AB - A higher-order theory is presented for steady state, mean uniform saturated flow and nonreactive solute transport in a random, statistically homogeneous natural log hydraulic conductivity field Y. General integral expressions are derived for the spatial covariance of fluid velocity to second order in the variance σ2 of Y in two and three dimensions. Integrals involving first-order (in σ) fluctuations in hydraulic head are evaluated analytically for a statistically isotropic two-dimensional Y field with an exponential autocovariance. Integrals involving higher-order head fluctuations are evaluated numerically for this same field. Complete second- order results are presented graphically for σ2 = 1 and σ2 = 2. They show that terms involving higher-order head fluctuations are as important as those involving lower-order ones. The velocity variance is larger when approximated to second than to first order in σ2. Discrepancies between second- and first-order approximations of the velocity autocovariance diminish rapidly with separation distance and are very small beyond two integral scales. Transport requires approximation at two levels: the flow level at which velocity statistics are related to those of Y, and the advection level at which macrodispersivities are related to velocity fluctuations. Our results show that a second-order flow correction affects transport to a greater extent than does a second-order correction to advection. Asymptotically. the second-order transverse macrodispersivity tends to zero as does its first- order counterpart. An approximation of advection alone based on Corrsin's conjecture, coupled with either a first- or a second-order flow approximation, leads to a transverse macrodispersivity which is significantly larger than that obtained by standard perturbation and tends to a nonzero asymptote. Published Monte Carlo results yield macrodispersivities that lie significantly below those predicted by first- and second-order theories. Considering that Monte Carlo simulations often suffer from sampling and computational errors, that standard perturbation approximations are theoretically valid only for σ2 < 1, and that Corrsin's conjecture represents the leading term in a renormalization group perturbation which contains contributions from an infinite number of high-order terms, we find it difficult to tell which of these approximations is closest to representing transport in strongly heterogeneous media with σ2 ≤ 1.

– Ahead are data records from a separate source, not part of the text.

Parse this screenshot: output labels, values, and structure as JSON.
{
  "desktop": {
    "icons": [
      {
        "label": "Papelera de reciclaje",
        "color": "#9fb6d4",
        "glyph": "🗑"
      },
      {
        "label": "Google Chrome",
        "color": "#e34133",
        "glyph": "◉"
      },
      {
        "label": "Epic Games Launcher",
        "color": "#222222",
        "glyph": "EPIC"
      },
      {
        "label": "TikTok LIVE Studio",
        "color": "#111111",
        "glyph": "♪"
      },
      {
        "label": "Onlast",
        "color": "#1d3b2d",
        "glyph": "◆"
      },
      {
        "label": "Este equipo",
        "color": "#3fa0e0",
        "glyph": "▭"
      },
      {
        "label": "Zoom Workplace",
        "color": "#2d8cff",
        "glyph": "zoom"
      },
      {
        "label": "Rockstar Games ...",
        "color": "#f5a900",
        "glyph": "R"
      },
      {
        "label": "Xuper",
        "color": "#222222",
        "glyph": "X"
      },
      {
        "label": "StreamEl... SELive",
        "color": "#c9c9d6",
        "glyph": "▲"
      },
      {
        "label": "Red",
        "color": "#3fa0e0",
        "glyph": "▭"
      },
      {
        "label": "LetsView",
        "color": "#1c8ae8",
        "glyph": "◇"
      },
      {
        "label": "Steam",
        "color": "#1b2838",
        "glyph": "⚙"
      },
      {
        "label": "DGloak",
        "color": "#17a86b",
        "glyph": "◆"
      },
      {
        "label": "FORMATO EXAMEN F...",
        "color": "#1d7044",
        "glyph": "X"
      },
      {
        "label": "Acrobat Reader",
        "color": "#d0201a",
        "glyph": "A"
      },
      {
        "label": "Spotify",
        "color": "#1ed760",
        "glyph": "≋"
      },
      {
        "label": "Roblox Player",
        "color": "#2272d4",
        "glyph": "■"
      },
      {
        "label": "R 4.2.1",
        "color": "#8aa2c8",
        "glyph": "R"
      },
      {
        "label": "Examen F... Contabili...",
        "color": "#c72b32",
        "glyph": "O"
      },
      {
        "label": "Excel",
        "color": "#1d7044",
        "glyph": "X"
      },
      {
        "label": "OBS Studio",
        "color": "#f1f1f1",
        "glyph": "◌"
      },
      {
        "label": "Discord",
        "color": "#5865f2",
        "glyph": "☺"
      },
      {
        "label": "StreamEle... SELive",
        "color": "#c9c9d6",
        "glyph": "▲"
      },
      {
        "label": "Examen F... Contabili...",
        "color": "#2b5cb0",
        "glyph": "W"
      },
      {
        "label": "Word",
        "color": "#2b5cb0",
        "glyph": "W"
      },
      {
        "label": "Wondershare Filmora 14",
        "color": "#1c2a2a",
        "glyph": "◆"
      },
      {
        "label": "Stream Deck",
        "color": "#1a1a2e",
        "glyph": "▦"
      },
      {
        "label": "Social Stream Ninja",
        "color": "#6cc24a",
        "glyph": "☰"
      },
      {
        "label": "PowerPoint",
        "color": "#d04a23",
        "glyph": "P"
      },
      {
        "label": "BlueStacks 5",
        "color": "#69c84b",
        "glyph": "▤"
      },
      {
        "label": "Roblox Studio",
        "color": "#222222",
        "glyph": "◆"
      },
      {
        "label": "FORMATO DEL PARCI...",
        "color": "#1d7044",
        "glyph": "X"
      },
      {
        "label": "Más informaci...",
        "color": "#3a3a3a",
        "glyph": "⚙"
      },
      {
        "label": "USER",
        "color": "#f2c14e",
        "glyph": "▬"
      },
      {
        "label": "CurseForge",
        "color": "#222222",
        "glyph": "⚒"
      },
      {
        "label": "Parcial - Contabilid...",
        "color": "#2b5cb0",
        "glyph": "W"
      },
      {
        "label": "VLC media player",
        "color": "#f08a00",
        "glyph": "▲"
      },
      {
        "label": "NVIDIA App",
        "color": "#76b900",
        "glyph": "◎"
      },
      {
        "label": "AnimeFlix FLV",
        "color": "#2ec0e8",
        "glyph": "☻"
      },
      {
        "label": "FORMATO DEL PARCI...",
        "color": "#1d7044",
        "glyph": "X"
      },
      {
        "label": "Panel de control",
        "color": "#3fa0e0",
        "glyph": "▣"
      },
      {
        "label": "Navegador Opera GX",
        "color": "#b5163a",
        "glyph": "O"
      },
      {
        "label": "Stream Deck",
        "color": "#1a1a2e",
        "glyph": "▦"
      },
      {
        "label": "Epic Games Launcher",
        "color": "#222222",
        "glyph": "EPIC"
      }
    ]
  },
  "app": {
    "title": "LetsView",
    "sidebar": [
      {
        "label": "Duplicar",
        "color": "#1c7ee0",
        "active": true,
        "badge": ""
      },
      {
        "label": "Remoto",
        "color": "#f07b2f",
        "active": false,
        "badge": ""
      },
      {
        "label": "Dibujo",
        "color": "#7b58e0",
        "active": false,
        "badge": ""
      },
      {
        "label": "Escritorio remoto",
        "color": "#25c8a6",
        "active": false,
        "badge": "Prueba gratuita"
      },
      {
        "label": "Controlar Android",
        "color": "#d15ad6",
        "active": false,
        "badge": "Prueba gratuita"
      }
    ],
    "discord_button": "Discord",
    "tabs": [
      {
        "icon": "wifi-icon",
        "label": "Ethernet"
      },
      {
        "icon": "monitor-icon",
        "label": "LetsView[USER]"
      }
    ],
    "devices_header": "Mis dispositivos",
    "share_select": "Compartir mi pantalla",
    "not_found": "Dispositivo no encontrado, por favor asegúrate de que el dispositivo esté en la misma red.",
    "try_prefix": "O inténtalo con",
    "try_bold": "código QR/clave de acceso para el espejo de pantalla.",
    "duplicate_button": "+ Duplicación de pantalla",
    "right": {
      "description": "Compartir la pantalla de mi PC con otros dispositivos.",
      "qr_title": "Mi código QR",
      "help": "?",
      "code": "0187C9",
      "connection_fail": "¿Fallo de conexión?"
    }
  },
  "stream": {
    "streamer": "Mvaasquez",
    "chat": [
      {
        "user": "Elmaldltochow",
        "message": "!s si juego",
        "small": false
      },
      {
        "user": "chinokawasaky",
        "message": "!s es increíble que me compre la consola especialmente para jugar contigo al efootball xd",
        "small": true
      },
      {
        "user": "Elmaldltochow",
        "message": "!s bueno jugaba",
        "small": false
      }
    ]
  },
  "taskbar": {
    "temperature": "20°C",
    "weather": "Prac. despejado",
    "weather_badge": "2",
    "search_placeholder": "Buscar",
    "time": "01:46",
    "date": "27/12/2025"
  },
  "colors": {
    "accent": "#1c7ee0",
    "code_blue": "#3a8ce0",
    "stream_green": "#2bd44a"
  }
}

UR - http://www.scopus.com/inward/record.url?scp=0029844130&partnerID=8YFLogxK

UR - http://www.scopus.com/inward/citedby.url?scp=0029844130&partnerID=8YFLogxK

U2 - 10.1029/95WR03492

DO - 10.1029/95WR03492

M3 - Article

AN - SCOPUS:0029844130

VL - 32

SP - 571

EP - 582

JO - Water Resources Research

JF - Water Resources Research

SN - 0043-1397

IS - 3

ER -